State how many lines in the entries below include the string "ffffff", and give nothing beyond that number.

───── GIVEN DATA

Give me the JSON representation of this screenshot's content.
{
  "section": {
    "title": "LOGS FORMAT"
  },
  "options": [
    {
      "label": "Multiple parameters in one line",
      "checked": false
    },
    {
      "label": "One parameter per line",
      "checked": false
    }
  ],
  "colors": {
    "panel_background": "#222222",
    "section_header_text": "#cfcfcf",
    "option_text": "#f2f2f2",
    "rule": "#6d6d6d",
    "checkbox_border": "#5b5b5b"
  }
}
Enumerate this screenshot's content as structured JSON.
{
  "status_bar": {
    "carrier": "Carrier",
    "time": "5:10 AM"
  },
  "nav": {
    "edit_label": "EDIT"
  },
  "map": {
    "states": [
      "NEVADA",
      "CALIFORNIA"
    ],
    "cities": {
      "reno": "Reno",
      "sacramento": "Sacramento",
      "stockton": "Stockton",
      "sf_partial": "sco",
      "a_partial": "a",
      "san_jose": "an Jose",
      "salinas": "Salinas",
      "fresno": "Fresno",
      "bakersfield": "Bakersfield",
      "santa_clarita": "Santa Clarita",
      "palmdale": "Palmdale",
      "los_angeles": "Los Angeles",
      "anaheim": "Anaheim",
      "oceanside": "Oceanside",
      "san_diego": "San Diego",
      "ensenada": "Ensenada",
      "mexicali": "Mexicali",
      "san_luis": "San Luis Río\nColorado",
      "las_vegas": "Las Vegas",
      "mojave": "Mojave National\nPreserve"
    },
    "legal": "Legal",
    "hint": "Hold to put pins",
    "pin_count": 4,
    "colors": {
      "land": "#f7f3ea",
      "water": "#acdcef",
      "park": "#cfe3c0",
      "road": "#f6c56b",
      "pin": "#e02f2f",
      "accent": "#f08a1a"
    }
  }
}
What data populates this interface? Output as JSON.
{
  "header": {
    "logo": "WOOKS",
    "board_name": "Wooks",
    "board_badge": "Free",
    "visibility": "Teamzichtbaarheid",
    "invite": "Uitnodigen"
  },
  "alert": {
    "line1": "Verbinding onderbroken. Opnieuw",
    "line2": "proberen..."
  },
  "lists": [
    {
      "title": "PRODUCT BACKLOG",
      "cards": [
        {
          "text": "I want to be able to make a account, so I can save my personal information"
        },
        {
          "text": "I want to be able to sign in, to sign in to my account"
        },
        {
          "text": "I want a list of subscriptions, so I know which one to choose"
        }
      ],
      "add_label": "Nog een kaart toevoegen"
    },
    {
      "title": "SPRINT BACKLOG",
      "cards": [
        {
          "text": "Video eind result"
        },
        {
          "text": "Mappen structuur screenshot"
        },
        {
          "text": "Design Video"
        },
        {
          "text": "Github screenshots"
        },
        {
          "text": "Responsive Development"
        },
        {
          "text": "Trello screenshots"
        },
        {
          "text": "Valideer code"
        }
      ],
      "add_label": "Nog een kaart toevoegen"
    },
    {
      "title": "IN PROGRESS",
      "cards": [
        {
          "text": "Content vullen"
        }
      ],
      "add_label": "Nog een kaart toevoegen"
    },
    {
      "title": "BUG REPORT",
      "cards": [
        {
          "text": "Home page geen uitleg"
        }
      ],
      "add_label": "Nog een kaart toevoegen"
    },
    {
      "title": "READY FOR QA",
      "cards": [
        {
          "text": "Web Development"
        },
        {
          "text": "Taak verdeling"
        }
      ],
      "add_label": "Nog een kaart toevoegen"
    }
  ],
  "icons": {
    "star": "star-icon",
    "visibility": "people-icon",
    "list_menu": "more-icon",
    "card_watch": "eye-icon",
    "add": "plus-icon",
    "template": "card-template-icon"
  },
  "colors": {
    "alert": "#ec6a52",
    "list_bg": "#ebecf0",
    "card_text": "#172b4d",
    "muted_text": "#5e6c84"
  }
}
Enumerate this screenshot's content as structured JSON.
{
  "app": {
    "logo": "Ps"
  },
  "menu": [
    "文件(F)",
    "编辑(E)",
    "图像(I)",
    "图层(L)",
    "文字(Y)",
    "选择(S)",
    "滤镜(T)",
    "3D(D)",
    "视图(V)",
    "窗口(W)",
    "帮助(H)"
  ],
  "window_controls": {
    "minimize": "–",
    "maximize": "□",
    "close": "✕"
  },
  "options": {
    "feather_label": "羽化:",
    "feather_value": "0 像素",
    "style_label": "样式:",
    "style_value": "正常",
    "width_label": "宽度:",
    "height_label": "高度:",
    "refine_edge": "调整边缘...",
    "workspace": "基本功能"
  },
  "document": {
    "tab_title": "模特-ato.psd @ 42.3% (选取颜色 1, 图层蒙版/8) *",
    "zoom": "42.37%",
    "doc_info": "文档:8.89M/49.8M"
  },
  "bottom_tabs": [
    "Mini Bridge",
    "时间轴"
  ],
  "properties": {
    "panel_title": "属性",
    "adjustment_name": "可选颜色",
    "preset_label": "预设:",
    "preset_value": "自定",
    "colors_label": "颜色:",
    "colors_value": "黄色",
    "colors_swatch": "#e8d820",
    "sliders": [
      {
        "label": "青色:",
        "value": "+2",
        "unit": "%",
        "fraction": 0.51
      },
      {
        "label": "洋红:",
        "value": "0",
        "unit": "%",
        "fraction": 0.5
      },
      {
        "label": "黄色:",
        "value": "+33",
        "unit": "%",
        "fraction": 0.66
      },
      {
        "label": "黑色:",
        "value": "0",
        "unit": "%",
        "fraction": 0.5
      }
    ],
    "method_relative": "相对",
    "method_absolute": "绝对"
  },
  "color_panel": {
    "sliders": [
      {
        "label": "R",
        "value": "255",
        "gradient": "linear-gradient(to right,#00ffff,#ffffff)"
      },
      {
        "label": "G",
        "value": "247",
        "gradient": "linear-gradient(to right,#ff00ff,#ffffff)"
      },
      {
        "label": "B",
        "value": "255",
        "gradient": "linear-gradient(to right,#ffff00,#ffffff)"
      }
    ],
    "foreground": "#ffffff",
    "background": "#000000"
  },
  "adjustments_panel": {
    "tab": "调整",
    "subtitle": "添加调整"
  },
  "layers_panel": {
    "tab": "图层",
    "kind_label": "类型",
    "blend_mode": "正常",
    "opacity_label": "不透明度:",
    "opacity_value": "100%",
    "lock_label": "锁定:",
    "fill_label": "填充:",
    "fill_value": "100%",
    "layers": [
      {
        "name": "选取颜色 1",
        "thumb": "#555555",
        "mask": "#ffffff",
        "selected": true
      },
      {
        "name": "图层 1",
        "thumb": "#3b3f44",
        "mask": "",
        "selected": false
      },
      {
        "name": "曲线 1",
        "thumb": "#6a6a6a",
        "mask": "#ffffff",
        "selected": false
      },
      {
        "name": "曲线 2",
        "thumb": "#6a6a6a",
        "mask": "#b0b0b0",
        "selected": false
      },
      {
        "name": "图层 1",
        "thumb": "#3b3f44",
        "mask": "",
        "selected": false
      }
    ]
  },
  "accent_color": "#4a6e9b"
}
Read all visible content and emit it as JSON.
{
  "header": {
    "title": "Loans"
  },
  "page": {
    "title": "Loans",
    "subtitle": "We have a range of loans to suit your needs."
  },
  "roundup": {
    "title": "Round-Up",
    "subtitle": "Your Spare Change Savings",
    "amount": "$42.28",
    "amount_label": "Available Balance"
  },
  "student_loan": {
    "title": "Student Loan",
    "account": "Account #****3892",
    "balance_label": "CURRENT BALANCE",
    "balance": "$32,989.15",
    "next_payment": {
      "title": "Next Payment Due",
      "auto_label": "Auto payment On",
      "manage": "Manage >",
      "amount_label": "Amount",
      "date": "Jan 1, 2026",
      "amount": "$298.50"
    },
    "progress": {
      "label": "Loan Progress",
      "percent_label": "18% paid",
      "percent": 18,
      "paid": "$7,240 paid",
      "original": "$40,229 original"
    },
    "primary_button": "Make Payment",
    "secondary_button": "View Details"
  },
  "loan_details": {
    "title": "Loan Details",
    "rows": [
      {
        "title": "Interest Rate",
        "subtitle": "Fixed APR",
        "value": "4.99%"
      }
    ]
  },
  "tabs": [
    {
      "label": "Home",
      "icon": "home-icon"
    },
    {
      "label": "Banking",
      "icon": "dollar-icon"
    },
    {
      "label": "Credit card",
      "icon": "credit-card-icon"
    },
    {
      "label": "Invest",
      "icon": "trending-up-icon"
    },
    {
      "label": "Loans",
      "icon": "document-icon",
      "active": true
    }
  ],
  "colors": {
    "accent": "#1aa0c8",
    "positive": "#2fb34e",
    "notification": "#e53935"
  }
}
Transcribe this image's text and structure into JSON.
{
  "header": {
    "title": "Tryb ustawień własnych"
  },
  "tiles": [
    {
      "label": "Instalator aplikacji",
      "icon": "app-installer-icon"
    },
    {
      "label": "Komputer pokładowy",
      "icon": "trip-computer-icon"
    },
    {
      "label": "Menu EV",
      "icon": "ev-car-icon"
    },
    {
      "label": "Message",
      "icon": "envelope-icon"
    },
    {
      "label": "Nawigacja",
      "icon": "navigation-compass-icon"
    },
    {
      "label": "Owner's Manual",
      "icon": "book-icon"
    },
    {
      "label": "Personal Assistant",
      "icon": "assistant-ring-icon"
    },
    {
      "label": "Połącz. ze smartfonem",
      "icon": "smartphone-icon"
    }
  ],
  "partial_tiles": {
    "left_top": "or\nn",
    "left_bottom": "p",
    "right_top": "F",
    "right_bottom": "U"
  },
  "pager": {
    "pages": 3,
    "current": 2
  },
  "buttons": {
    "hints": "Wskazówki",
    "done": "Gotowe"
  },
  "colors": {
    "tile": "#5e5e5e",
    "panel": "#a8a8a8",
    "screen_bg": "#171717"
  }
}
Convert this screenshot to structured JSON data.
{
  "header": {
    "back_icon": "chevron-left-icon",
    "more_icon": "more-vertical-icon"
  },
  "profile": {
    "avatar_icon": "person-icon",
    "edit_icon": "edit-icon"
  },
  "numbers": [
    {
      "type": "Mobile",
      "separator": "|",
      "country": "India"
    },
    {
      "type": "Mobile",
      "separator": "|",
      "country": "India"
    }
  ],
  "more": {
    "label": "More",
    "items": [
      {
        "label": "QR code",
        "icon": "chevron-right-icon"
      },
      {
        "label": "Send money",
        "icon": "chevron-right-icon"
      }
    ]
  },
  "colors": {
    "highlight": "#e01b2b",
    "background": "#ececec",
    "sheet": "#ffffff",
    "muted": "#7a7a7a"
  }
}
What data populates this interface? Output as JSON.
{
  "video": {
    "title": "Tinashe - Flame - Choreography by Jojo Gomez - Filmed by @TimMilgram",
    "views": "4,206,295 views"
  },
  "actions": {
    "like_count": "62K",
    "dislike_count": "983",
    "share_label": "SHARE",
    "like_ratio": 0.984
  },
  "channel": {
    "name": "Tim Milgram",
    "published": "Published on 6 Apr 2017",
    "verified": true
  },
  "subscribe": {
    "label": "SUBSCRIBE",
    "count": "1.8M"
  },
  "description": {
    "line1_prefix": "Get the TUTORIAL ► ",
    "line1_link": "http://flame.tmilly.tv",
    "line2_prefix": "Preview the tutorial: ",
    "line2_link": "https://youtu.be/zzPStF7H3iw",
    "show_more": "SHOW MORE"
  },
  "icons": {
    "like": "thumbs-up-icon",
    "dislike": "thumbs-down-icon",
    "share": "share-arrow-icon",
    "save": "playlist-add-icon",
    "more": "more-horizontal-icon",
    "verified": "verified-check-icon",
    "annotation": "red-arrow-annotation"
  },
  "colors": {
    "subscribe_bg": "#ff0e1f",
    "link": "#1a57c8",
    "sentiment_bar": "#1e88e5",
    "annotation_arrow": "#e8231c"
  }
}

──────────

## ANSWER SECTION:
7